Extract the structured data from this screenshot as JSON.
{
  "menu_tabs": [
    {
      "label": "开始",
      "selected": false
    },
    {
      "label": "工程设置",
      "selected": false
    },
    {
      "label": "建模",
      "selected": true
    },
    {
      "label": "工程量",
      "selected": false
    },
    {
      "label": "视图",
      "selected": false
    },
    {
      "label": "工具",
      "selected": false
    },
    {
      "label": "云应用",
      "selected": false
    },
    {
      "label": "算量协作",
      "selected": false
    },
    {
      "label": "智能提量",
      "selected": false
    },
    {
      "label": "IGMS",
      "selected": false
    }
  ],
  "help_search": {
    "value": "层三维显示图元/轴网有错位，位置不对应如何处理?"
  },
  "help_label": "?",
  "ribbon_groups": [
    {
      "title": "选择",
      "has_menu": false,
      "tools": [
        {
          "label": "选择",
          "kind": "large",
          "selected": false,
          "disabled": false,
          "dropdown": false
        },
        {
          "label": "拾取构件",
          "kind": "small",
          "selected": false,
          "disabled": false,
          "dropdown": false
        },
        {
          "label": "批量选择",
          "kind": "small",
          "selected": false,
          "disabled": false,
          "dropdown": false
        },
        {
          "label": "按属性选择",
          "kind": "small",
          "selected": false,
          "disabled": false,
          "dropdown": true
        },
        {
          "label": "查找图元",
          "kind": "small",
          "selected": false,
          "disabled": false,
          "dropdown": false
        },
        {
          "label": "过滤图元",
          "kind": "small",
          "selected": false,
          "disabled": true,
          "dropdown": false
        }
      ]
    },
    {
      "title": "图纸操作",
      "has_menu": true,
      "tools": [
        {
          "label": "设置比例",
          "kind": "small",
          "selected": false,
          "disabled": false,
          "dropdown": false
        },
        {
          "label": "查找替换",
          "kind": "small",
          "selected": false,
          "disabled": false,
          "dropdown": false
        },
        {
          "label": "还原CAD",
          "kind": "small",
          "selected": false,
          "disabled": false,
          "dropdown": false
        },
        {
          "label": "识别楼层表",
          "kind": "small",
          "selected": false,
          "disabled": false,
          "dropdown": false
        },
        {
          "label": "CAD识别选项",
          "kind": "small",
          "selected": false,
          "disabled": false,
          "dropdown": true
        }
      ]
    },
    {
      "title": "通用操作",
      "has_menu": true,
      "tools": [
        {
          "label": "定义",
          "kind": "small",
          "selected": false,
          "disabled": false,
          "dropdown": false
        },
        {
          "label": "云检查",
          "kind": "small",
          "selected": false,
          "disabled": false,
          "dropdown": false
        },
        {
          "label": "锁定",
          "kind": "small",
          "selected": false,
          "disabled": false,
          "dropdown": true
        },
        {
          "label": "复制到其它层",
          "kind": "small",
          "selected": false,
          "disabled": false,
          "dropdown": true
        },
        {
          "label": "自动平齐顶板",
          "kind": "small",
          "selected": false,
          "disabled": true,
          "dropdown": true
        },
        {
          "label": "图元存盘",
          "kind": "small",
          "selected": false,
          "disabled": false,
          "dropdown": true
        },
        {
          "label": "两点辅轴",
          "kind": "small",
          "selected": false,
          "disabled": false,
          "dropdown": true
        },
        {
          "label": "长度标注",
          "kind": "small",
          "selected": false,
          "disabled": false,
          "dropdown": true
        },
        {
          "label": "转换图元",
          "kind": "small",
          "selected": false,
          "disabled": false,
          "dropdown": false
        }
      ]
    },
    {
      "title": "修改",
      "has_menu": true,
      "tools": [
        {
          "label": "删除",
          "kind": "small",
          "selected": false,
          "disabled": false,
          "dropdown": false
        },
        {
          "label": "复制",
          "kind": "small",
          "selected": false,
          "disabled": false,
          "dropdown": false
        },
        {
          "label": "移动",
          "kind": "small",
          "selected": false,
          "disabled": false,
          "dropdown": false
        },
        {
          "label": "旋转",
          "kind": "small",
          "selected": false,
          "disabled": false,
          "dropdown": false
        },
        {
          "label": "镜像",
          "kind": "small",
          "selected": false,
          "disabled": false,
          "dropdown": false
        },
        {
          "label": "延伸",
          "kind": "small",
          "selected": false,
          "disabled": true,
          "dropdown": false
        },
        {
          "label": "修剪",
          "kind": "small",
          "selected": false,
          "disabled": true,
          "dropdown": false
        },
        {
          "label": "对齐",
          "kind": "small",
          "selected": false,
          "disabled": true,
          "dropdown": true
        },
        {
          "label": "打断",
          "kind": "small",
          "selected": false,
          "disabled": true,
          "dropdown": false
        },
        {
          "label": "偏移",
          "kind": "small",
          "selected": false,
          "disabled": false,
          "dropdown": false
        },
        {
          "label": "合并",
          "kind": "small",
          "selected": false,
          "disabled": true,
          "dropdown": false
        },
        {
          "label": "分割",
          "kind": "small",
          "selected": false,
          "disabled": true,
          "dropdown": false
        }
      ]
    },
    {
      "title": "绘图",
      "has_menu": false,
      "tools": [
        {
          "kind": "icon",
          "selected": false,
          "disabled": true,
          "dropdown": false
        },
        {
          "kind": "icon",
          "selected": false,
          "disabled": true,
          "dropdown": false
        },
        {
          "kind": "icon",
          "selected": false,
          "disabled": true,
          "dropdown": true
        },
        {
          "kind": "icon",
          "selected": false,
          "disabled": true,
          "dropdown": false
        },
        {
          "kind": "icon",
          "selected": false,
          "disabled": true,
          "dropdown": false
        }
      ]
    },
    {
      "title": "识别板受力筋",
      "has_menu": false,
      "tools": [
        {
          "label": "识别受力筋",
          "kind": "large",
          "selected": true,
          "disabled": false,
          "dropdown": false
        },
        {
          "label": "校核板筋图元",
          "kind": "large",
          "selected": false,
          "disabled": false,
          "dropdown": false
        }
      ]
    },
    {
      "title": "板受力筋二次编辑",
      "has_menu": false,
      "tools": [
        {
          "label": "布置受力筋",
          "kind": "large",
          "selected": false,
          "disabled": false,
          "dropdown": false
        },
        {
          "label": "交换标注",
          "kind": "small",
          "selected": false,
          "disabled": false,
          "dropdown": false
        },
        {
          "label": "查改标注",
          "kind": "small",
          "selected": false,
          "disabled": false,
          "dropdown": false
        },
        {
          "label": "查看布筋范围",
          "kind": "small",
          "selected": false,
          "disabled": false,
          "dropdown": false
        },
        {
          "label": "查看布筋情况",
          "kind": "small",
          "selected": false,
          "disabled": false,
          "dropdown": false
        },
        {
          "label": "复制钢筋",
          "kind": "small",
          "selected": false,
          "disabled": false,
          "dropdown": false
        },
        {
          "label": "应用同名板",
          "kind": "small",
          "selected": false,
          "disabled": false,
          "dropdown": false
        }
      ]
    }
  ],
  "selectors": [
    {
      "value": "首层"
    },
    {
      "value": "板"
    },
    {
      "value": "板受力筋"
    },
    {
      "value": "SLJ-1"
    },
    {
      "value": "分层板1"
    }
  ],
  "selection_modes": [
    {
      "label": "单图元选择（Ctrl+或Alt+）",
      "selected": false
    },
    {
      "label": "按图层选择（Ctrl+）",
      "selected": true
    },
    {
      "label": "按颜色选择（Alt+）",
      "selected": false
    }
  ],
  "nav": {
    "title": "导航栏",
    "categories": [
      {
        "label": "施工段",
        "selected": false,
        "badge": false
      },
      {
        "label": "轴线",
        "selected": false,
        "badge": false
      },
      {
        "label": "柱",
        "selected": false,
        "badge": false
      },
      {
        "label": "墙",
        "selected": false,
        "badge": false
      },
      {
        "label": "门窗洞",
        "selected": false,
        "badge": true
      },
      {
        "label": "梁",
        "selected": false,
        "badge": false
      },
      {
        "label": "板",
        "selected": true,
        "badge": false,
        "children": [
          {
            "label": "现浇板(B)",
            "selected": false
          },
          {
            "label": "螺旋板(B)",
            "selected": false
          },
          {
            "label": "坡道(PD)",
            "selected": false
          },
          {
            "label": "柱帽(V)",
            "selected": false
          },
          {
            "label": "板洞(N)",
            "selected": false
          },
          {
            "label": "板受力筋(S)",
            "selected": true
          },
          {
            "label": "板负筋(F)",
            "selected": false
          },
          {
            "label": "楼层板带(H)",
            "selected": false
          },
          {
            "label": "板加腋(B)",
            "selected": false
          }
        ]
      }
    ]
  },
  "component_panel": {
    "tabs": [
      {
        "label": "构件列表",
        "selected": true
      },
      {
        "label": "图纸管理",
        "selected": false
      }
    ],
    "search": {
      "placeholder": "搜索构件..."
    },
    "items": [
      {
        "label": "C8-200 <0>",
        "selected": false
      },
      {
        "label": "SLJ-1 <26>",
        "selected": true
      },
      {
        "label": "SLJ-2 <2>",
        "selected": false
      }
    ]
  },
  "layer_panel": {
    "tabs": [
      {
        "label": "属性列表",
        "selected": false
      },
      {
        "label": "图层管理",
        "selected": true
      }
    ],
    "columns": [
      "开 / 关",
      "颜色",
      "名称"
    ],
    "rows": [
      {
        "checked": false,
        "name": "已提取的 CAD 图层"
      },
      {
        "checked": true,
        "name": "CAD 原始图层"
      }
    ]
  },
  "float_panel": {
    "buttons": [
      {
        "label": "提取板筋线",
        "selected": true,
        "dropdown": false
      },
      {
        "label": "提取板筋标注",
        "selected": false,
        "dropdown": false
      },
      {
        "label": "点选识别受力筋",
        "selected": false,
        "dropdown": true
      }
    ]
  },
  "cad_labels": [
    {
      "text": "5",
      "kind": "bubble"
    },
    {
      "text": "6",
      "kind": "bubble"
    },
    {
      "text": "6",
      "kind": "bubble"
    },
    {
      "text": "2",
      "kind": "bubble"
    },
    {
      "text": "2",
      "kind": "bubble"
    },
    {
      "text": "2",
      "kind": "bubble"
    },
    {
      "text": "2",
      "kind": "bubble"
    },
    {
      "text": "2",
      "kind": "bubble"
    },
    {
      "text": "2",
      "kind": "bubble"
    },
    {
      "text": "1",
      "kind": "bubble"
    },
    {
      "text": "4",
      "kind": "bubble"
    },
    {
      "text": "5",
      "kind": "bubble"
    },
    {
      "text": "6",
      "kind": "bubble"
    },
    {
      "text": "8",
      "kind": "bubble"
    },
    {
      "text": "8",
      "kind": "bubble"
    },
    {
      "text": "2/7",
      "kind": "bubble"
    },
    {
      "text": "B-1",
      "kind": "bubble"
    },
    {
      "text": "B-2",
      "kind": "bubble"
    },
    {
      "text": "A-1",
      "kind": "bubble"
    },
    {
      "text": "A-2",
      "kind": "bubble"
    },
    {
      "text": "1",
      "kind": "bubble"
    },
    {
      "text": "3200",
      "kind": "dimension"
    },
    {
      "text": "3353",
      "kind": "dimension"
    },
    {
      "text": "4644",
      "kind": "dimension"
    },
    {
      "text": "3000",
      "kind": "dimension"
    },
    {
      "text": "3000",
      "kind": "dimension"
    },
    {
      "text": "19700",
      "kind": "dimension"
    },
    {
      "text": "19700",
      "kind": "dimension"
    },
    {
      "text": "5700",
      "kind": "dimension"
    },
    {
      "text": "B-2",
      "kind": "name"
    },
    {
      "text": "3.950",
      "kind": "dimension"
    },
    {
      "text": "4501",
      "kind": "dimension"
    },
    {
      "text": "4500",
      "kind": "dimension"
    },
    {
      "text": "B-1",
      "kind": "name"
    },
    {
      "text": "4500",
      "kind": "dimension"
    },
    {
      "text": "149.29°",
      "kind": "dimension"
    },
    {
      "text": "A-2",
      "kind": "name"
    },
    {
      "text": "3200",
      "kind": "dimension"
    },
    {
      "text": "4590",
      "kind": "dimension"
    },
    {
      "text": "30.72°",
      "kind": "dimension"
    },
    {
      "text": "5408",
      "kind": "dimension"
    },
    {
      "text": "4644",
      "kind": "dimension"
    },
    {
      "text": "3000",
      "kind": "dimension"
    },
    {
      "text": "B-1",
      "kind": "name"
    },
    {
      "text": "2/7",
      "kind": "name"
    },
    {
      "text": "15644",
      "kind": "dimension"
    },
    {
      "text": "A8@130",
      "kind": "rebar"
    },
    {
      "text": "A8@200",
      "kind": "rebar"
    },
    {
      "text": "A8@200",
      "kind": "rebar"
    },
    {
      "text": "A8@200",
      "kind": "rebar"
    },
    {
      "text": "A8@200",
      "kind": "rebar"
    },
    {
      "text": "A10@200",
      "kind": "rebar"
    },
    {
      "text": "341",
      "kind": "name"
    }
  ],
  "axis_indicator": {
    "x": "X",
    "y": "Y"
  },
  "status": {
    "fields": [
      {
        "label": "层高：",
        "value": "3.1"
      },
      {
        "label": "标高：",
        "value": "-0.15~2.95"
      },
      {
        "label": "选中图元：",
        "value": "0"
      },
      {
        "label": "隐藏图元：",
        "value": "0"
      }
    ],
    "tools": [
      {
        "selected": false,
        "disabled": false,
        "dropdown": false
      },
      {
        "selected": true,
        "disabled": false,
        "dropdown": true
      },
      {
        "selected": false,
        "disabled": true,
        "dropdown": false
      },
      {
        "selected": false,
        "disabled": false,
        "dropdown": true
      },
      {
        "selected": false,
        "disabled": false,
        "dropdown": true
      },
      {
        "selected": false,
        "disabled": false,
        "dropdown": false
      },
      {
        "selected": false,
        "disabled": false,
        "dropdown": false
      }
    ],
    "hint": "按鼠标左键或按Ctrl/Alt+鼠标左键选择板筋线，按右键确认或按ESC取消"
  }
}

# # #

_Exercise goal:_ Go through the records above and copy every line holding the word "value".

_Written answer:_
    "value": "层三维显示图元/轴网有错位，位置不对应如何处理?"
      "value": "首层"
      "value": "板"
      "value": "板受力筋"
      "value": "SLJ-1"
      "value": "分层板1"
        "value": "3.1"
        "value": "-0.15~2.95"
        "value": "0"
        "value": "0"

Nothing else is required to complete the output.